High blood pressure, diabetes, and high cholesterol can lead to atherosclerosis, but other risk factors include obesity, smoking, excess alcohol intake, endocrine disorders, stress, an unhealthy diet, inadequate exercise, and aging.
Those who have been diagnosed with atherosclerosis are advised to adjust their daily diet by cutting out animal fat and saturated fat, increasing vitamin C intake, and adding fiber to their diet in the form of fruits and vegetables.
Adequate exercise is also important. It is recommended to exercise 4-6 times per week for at least 30 minutes at a time. Walking, bicycling, swimming, doing push-ups, or lifting weights are all beneficial choices.
Medical or surgical intervention may be needed as well, so it is important to follow up with regular visits to a physician.
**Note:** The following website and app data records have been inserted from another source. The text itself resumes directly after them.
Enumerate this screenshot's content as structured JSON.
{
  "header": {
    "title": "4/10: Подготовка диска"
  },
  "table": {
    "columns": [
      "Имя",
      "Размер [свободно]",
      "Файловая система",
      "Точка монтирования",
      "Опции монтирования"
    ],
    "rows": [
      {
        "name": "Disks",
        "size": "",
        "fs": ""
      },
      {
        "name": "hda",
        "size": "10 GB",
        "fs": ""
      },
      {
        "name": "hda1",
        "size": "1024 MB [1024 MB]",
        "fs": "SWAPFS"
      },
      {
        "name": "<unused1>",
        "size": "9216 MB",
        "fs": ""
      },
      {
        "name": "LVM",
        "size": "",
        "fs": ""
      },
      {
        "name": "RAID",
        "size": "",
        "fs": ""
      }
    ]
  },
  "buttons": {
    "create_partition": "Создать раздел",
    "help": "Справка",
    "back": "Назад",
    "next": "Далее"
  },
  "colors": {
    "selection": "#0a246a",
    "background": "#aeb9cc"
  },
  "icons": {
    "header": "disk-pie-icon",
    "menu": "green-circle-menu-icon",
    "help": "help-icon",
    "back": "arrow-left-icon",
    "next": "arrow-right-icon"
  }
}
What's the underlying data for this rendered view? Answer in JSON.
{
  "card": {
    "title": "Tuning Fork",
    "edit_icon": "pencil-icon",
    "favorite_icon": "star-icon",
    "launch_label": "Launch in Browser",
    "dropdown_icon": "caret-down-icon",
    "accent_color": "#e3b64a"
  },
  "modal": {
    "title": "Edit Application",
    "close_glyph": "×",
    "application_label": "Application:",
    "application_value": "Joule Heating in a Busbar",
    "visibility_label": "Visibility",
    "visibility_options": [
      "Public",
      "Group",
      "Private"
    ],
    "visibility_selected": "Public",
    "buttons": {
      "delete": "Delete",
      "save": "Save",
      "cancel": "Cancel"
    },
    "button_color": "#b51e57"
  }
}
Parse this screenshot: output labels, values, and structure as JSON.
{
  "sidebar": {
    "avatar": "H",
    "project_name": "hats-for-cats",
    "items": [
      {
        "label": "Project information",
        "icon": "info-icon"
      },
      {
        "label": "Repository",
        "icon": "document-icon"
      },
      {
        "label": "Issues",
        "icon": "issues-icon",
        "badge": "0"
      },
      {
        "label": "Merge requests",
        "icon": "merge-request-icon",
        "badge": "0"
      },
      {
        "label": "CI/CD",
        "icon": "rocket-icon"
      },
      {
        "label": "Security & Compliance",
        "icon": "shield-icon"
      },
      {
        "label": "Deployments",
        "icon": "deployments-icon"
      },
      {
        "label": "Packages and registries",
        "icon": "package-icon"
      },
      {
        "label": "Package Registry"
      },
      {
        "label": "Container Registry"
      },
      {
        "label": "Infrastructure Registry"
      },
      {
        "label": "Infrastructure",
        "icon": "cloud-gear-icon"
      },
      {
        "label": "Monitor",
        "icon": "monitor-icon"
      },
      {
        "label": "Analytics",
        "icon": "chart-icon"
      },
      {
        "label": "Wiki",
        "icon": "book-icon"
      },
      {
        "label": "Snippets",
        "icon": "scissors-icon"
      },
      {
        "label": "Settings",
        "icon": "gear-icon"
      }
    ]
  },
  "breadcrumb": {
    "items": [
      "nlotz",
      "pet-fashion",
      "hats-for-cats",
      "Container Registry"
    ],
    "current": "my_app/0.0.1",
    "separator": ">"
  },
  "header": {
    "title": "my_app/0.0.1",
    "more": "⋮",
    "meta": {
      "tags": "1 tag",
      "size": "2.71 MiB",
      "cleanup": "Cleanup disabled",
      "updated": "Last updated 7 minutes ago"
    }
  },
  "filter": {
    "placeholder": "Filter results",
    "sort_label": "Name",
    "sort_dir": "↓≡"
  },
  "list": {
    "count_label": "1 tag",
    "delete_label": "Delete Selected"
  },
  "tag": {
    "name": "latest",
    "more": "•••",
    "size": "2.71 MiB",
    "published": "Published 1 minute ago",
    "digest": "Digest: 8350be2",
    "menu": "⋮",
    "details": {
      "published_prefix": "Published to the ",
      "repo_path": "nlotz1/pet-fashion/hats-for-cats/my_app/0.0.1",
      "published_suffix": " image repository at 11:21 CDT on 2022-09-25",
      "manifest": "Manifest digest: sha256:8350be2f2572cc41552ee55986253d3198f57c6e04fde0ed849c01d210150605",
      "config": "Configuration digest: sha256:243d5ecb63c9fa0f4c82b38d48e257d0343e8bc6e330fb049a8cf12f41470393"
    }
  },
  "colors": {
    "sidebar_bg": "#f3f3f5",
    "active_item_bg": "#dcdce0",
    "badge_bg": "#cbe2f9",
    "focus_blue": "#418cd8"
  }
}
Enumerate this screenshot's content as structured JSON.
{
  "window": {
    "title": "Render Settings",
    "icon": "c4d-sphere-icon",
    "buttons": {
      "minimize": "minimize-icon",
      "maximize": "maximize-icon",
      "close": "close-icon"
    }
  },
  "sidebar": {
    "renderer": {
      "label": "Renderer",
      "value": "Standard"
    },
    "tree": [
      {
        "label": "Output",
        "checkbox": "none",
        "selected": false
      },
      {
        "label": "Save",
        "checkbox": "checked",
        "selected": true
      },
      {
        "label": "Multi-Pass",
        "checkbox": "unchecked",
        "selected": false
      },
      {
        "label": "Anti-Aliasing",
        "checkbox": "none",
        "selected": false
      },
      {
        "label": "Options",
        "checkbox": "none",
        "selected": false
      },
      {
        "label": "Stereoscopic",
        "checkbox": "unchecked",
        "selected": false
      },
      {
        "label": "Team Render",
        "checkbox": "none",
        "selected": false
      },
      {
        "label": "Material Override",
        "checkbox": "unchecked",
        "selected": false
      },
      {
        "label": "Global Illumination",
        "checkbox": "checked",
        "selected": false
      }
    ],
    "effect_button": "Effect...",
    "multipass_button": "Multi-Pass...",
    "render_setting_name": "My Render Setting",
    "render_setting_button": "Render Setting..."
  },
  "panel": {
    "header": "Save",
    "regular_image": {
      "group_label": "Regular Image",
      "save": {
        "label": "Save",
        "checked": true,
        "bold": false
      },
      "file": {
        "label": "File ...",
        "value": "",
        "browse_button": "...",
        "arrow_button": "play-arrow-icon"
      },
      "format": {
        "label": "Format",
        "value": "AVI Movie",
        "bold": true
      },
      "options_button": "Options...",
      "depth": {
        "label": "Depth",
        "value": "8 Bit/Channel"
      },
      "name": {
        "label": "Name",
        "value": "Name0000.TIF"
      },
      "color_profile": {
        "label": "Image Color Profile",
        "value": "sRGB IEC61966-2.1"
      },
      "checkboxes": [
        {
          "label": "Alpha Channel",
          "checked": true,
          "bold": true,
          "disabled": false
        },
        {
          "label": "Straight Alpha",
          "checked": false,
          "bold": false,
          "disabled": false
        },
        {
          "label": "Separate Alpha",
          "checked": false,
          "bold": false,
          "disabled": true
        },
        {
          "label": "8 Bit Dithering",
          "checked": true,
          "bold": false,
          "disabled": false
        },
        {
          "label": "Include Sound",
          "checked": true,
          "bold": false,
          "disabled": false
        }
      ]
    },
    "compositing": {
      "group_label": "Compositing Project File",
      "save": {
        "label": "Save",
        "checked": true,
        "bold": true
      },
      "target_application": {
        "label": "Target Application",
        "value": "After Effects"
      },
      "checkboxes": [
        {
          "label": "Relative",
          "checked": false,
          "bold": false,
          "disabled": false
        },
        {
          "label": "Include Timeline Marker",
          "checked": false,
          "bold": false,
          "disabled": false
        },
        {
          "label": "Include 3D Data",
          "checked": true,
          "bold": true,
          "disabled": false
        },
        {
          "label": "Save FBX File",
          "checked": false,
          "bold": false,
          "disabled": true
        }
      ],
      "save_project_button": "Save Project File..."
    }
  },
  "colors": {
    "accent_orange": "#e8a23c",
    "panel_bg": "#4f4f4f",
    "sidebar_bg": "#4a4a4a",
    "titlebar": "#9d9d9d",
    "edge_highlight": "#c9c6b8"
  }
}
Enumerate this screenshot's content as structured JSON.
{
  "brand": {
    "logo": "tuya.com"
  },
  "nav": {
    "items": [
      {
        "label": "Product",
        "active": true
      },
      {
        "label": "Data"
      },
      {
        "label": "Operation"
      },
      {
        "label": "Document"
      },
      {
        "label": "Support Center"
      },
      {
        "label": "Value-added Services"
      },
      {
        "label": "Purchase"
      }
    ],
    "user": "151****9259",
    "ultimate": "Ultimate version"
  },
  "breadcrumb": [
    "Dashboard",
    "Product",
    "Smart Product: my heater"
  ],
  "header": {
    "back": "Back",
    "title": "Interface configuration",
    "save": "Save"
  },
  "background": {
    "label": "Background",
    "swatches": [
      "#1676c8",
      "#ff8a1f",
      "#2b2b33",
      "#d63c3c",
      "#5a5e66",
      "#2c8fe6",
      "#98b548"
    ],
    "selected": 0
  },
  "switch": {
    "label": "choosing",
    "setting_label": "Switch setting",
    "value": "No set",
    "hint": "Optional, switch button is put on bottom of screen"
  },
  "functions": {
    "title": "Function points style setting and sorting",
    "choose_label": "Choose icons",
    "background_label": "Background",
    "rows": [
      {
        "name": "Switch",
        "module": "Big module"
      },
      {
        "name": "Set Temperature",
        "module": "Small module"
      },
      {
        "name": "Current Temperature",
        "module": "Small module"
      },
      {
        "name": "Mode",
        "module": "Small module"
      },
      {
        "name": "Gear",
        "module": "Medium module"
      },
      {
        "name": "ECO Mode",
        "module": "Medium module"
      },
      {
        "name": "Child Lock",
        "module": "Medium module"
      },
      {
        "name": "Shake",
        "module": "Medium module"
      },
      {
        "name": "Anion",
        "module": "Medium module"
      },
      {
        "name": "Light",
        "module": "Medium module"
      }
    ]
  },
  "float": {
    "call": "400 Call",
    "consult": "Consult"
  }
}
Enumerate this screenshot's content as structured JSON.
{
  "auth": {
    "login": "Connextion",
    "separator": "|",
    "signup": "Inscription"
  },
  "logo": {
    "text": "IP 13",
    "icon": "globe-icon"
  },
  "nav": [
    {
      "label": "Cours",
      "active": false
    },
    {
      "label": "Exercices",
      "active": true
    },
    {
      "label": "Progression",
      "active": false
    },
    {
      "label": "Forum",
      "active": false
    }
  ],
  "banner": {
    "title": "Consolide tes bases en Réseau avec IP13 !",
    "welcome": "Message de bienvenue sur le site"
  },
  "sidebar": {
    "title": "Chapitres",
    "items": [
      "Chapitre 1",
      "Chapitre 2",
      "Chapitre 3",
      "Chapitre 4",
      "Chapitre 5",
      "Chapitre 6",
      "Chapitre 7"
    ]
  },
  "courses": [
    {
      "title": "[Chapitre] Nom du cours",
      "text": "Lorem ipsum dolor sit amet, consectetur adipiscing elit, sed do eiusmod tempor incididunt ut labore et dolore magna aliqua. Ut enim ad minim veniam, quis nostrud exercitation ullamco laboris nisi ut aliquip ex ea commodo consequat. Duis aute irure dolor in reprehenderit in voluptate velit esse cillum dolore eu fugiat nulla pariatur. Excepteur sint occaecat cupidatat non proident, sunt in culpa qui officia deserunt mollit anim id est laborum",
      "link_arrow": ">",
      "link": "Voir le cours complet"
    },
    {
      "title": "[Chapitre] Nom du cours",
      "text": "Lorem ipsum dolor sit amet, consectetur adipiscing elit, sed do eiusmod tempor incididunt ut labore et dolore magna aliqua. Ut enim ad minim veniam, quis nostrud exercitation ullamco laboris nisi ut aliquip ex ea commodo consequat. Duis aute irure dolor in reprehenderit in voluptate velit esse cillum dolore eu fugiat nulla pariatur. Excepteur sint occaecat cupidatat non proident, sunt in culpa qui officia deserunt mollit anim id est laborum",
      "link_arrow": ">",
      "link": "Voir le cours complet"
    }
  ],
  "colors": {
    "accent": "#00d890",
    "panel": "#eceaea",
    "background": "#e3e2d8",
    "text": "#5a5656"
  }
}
5 foods that can help prevent atherosclerosis
Eggplant is rich in niacin, which can increase the flexibility of the blood vessels. Niacin can also lower blood cholesterol.
Onions contain prostaglandin A (PGA), which can dilate blood vessels, reduce the viscosity of blood, and lower blood pressure. They also contain sulfur compounds that can help dissolve blood clots and decrease blood lipid levels.
Garlic contains allicin, which can reduce blood cholesterol.
Apples are rich in polysaccharides, flavonoids, potassium, vitamins C and E, and fiber, which all have beneficial effects in reducing blood lipid levels and possibly reversing atherosclerosis.
5. White radish
Recent studies show that white radish can lower blood lipids, increase the flexibility of blood vessels, and stabilize blood pressure.
Make this salad of white radish flavored with rice vinegar for a tasty way to eat more of this vegetable.
Slice some raw white radish into small pieces. Mix with a small amount of salt and pepper and soak in rice vinegar for 4 hours. Eat with sesame oil twice daily as an appetizer.